*RECORD EXCERPTS*:
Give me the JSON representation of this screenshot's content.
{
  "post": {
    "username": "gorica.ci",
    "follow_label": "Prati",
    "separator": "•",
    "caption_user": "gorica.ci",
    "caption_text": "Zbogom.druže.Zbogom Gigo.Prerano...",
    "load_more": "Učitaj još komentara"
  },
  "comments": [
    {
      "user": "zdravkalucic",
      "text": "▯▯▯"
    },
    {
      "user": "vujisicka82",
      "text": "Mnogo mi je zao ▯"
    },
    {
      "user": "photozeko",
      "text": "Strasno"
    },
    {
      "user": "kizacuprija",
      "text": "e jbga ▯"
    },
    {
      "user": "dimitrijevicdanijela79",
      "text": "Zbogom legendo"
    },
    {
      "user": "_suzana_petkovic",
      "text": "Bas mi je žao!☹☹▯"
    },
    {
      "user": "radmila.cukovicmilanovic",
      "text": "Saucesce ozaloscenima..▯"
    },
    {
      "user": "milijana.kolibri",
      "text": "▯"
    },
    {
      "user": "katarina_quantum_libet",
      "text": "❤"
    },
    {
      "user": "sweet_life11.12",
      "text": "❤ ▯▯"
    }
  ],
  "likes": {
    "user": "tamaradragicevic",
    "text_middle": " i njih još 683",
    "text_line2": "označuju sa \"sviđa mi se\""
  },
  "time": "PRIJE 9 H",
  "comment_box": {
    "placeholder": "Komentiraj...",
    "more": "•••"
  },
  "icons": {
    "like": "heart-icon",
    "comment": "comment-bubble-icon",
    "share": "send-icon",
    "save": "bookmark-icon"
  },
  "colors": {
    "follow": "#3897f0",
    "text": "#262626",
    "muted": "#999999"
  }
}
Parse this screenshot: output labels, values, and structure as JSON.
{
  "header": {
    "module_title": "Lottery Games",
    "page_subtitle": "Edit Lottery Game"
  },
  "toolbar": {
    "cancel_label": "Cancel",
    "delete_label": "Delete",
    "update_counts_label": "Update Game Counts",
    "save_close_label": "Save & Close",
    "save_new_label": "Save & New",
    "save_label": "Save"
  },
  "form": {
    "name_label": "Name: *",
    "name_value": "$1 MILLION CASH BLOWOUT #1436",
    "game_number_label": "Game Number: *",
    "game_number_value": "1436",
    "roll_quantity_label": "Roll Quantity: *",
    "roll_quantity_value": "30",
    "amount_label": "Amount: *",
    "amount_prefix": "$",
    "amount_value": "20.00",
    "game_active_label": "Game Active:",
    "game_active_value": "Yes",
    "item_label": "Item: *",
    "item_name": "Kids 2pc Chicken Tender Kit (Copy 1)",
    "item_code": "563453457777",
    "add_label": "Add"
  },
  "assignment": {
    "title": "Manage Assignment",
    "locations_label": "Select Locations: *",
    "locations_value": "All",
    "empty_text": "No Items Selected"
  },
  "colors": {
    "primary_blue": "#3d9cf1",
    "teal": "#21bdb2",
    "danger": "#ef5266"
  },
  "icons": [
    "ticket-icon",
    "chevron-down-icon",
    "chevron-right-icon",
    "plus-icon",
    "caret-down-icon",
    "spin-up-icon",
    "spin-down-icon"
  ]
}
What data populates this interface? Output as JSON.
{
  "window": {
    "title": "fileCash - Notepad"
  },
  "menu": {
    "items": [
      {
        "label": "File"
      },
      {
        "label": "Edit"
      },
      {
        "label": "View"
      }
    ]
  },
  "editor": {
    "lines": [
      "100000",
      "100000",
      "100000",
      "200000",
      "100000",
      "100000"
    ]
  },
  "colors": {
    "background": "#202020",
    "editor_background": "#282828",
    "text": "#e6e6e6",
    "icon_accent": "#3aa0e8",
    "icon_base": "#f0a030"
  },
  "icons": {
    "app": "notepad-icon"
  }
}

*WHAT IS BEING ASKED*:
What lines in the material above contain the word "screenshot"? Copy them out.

*RESPONSE AREA*:
Give me the JSON representation of this screenshot's content.
Parse this screenshot: output labels, values, and structure as JSON.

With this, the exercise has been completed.